What you are asked to do:
Could you repeat the records shown below exactly as written?

*** Information supplied

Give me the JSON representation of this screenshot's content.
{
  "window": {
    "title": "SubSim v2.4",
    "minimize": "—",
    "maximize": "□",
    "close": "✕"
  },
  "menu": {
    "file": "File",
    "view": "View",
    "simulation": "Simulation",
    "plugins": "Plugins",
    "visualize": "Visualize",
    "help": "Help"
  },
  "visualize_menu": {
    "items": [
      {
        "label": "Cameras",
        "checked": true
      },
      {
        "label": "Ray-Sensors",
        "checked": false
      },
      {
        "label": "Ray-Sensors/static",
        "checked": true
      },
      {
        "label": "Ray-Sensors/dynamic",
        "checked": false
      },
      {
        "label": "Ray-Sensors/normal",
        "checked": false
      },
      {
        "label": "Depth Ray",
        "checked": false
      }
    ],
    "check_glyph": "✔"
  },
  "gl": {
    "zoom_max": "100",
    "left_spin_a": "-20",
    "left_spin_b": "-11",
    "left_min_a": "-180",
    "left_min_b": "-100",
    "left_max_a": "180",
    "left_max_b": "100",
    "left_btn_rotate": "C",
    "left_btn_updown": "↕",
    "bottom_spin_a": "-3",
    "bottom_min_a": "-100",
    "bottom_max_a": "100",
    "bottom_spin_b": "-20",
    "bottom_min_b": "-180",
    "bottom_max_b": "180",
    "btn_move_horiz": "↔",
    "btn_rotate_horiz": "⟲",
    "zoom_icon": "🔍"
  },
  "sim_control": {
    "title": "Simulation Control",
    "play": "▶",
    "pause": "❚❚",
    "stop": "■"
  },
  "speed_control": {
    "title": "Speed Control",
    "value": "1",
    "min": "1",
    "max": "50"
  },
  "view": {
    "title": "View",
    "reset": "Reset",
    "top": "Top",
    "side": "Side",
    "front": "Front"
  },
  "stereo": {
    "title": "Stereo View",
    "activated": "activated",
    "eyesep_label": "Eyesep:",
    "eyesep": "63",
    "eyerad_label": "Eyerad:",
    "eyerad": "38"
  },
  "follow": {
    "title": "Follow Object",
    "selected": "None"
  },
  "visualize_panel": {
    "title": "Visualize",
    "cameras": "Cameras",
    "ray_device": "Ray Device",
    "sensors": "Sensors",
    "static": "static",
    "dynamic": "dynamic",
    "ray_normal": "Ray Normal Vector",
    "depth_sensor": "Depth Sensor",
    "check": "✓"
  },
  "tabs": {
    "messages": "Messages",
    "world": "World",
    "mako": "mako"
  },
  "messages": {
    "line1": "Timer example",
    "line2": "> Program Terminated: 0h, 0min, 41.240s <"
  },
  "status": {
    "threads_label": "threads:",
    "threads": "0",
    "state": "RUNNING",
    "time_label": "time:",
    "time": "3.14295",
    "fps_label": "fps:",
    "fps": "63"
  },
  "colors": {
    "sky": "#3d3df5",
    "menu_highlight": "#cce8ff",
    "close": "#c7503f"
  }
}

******

Expected answer:
Give me the JSON representation of this screenshot's content.
{
  "window": {
    "title": "SubSim v2.4",
    "minimize": "—",
    "maximize": "□",
    "close": "✕"
  },
  "menu": {
    "file": "File",
    "view": "View",
    "simulation": "Simulation",
    "plugins": "Plugins",
    "visualize": "Visualize",
    "help": "Help"
  },
  "visualize_menu": {
    "items": [
      {
        "label": "Cameras",
        "checked": true
      },
      {
        "label": "Ray-Sensors",
        "checked": false
      },
      {
        "label": "Ray-Sensors/static",
        "checked": true
      },
      {
        "label": "Ray-Sensors/dynamic",
        "checked": false
      },
      {
        "label": "Ray-Sensors/normal",
        "checked": false
      },
      {
        "label": "Depth Ray",
        "checked": false
      }
    ],
    "check_glyph": "✔"
  },
  "gl": {
    "zoom_max": "100",
    "left_spin_a": "-20",
    "left_spin_b": "-11",
    "left_min_a": "-180",
    "left_min_b": "-100",
    "left_max_a": "180",
    "left_max_b": "100",
    "left_btn_rotate": "C",
    "left_btn_updown": "↕",
    "bottom_spin_a": "-3",
    "bottom_min_a": "-100",
    "bottom_max_a": "100",
    "bottom_spin_b": "-20",
    "bottom_min_b": "-180",
    "bottom_max_b": "180",
    "btn_move_horiz": "↔",
    "btn_rotate_horiz": "⟲",
    "zoom_icon": "🔍"
  },
  "sim_control": {
    "title": "Simulation Control",
    "play": "▶",
    "pause": "❚❚",
    "stop": "■"
  },
  "speed_control": {
    "title": "Speed Control",
    "value": "1",
    "min": "1",
    "max": "50"
  },
  "view": {
    "title": "View",
    "reset": "Reset",
    "top": "Top",
    "side": "Side",
    "front": "Front"
  },
  "stereo": {
    "title": "Stereo View",
    "activated": "activated",
    "eyesep_label": "Eyesep:",
    "eyesep": "63",
    "eyerad_label": "Eyerad:",
    "eyerad": "38"
  },
  "follow": {
    "title": "Follow Object",
    "selected": "None"
  },
  "visualize_panel": {
    "title": "Visualize",
    "cameras": "Cameras",
    "ray_device": "Ray Device",
    "sensors": "Sensors",
    "static": "static",
    "dynamic": "dynamic",
    "ray_normal": "Ray Normal Vector",
    "depth_sensor": "Depth Sensor",
    "check": "✓"
  },
  "tabs": {
    "messages": "Messages",
    "world": "World",
    "mako": "mako"
  },
  "messages": {
    "line1": "Timer example",
    "line2": "> Program Terminated: 0h, 0min, 41.240s <"
  },
  "status": {
    "threads_label": "threads:",
    "threads": "0",
    "state": "RUNNING",
    "time_label": "time:",
    "time": "3.14295",
    "fps_label": "fps:",
    "fps": "63"
  },
  "colors": {
    "sky": "#3d3df5",
    "menu_highlight": "#cce8ff",
    "close": "#c7503f"
  }
}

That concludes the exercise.